The team in Munich therefore combines optical, magnetic and acoustic sensor systems with microfluidics. Microfluidics looks at the behaviour of fluids in minute spaces and provides methods to analyse tiny numbers of cells. The research projects based at the Technical University’s Translational Cancer Research Center (TranslaTUM) focuses on the cooperation of an interdisciplinary team of engineers and clinical researchers to develop new diagnostic methods. “Our technologies can potentially be used at the point of care, the central lab or in pre-clinical research,” says Hayden who by the way cannot understand the current hype about POCT. “The central lab will never be obsolete,” he underlines. If a biomarker is stable enough to be transported and the relevant parameter does not have to be determined right away, POCT in Professor Hayden’s opinion does not make a lot of sense in a clinical environment – not to mention the cost factor: “The central lab is and will remain the most cost-efficient solution.”
“Laboratory medicine is in fact an industrial process,” Hayden opines: you try to standardise, achieve maximum throughput and keep the costs down. Thus it is important, as in manufacturing, to integrate pre-analytics, analytics and post-analytics in a single workflow which indeed the team at the Heinz Nixdorf Chair of Biomedical Electronics aims to do. “Workflow integration is often seen as relevant only to industry. But any university which wants to be competitive has to work on integrative solutions,” Hayden underlines and adds that their „mandate is translation; that is at some point in time the team‘s lab developments have to arrive bedside or in research.” The research centre TranslaTUM on the campus of the hospital rechts der Isar in Munich, Professor Hayden says, “will enable engineers to speed up research and through the cooperation with clinicians and companies to fulfil its translation mandate.”
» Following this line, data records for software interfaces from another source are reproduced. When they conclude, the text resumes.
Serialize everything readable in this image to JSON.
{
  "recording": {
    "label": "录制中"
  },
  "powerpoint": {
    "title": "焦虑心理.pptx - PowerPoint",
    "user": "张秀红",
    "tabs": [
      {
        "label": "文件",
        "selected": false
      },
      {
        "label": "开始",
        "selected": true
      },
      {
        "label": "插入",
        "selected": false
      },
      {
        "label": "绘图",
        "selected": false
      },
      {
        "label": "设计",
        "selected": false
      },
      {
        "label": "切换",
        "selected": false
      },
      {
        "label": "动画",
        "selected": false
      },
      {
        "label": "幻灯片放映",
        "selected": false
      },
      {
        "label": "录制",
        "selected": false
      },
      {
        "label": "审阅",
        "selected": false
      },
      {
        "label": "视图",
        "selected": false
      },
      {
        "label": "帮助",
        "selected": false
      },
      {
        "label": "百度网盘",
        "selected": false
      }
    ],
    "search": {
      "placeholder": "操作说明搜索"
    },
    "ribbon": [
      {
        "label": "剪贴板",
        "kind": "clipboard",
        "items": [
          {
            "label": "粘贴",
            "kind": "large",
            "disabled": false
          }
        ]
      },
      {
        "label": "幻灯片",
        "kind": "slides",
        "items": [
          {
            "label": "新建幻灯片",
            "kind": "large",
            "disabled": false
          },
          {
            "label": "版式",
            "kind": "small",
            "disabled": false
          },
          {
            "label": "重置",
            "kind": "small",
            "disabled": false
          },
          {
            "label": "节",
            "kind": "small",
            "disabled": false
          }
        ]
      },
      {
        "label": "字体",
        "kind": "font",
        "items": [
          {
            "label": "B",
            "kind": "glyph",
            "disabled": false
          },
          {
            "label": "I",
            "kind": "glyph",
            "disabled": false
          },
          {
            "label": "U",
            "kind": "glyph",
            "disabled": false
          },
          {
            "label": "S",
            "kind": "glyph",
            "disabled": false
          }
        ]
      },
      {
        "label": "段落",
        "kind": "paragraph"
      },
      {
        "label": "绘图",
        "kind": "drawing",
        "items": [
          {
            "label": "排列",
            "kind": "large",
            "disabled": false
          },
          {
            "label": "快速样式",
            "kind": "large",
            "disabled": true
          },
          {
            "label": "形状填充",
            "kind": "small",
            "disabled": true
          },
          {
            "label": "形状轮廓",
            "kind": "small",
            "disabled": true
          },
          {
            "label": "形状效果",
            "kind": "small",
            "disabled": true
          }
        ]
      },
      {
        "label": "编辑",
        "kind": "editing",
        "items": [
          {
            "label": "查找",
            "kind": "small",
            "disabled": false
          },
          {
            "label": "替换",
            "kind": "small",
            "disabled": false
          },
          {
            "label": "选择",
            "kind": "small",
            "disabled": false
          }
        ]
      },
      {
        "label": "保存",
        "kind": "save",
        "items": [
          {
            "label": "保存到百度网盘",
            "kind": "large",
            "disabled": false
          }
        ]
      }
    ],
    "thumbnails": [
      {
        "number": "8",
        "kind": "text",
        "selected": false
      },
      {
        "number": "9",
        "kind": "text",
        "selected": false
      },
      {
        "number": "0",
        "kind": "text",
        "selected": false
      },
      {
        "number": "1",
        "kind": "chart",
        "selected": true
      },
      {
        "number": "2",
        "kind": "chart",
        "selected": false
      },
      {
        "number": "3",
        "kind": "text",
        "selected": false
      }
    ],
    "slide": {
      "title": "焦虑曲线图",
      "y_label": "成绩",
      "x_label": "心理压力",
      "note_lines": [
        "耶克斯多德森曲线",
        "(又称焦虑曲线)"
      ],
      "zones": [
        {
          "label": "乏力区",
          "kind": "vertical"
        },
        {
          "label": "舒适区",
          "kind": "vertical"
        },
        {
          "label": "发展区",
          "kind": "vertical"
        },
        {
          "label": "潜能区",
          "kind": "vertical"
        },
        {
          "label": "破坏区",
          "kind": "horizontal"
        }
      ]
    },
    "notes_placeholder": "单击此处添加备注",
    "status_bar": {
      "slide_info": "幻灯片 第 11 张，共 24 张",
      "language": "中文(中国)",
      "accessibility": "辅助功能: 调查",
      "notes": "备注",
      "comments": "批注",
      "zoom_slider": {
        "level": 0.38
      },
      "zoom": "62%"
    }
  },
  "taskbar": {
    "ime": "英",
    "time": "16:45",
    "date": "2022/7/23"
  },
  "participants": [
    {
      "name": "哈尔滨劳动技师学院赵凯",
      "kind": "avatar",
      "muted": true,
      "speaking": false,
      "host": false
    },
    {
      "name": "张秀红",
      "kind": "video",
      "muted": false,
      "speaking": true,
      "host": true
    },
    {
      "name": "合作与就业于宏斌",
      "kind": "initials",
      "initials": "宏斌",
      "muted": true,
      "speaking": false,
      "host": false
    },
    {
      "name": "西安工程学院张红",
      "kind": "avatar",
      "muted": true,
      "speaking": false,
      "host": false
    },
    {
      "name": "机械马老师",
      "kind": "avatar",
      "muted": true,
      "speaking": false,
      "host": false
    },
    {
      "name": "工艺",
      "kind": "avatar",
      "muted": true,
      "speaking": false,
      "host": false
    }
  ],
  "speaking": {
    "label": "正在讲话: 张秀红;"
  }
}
Professor Dr Oliver Hayden is Heinz Nixdorf Chair of Biomedical Electronics at the Technical University of Munich. After obtaining his doctoral degree in biochemistry in Vienna in 1999 he did postdoc research in nanotechnology at Harvard. In 2011 he received an MBA from Julius Maximilian University in Würzburg, Germany. Born in Steyr (Upper Austria), the scientist’s work has been recognized with a number of awards, e.g. in 2017 the European Inventor Award for the development of a rapid blood test for malaria. He authored more than 80 publications and is named inventor or co-inventor in close to 80 patent families.